Christine here: Due to some camera or perhaps camera-cord difficulties, I also (along with Dianne) have had difficulty posting recently. But, I have figured out a work-around that involves removing the memory card and inserting it into the one desktop computer that can recognize it, then copying it to a flash drive and importing the photos to my laptop. Excessively complicated but at least it works now!!
Here is the completed curved strip rug that I was complaining about so much:
The curves were completed by making a series of increases and decreases. After multiple attempts at deeper curves, I realized that the most I could put into the rug (and still keep the braids perfectly parallel) was 1 increase or decrease per curve in the red braid and 2 increases or decreases per curve in the gray braid. Any more increases/decreases than that, and I lost the parallel aspect and they had to become expanding and shrinking curves, if that makes sense.
I was able to finish the rug on my home machine (Husqvarna Viking “Quilter” edition) with a new pack of jeans-weight sewing needles. I did 2 rows of fairly tight zigzag stitch across each end. I went through 4 needles. So it’s not a perfect technique… but easier than sending it off in the mail (Pam Rowan will finish these strip rugs on her industrial sewing machine if you send them to her: email@example.com).
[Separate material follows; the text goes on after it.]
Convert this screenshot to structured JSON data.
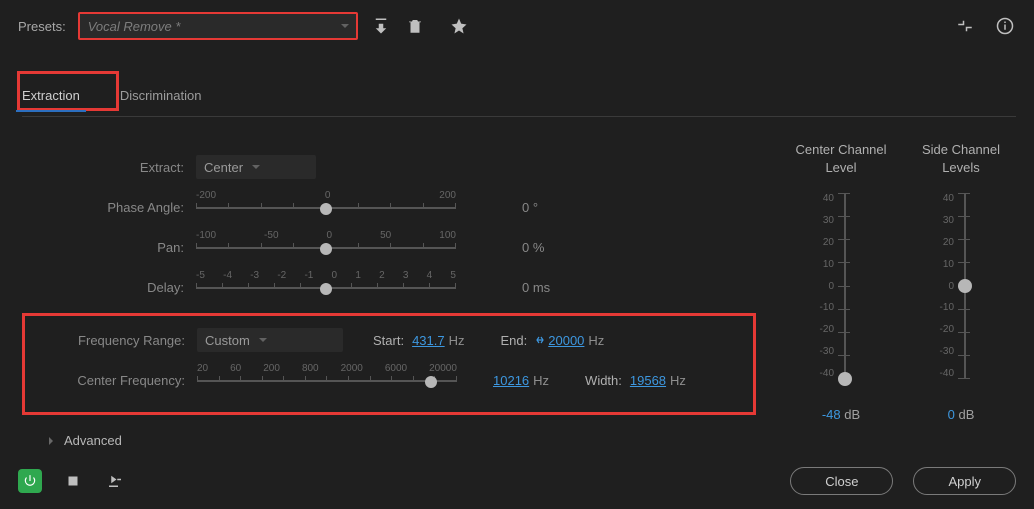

My next project was going to be a super-curvy rug but… before I could get to it, I got distracted by yet another idea. I’ve been preparing for teaching at ATHA in San Antonio with Kris McDermet and Dianne Tobias, where the 3 of us are going to teach sections of
Attaching Braids to Hooking (or whatever the actual title is, something like that). I had so enjoyed my Cornered strip rug that I did earlier (still haven’t finished the ends, truth be told) that I decided to work on a cornered rug around hooked centers. I have spent the last 5 days rug-punching 5 eight-inch squares for this rug. I’m working on finishing the padding and backing now. Here are 3:
And here’s a view of the side, where a little of the hooking foundation is visible so that you can lace the future braids to it:
I am sick to death of rug punching, but at least they’re completed and now I can begin the braiding portion. Here’s what I have in mind for the squares:
I plan on putting several rows of braid around the squares and spent all day yesterday dyeing yards of pinky-purple fabric… which turned out too dark initially, darn it, so I tried again with less dye and it still came out darker than I wanted… that magenta is really powerful stuff, isn’t it? Anyway, after torturing myself with all the rug punching, all I want to do is braid.
Final comment: I was reading an essay on Robert Southey, a poet from the early 1800’s who was fond of creating new words: an example is “autobiography.” One of his 400 created words was agathokakological (composed of both good and evil). He apparently planned a literary utopia withe Samuel Taylor Coleridge on the banks of the Susquehanna River in my home state of Pennsylvania, but they couldn’t ever agree on the location so the plans fell apart. (Probably for the best: few of those 19th century utopian societies lasted). Anyway, reading about him inspired my own neologism: pathoplekophilia: a pathological love of rug braiding.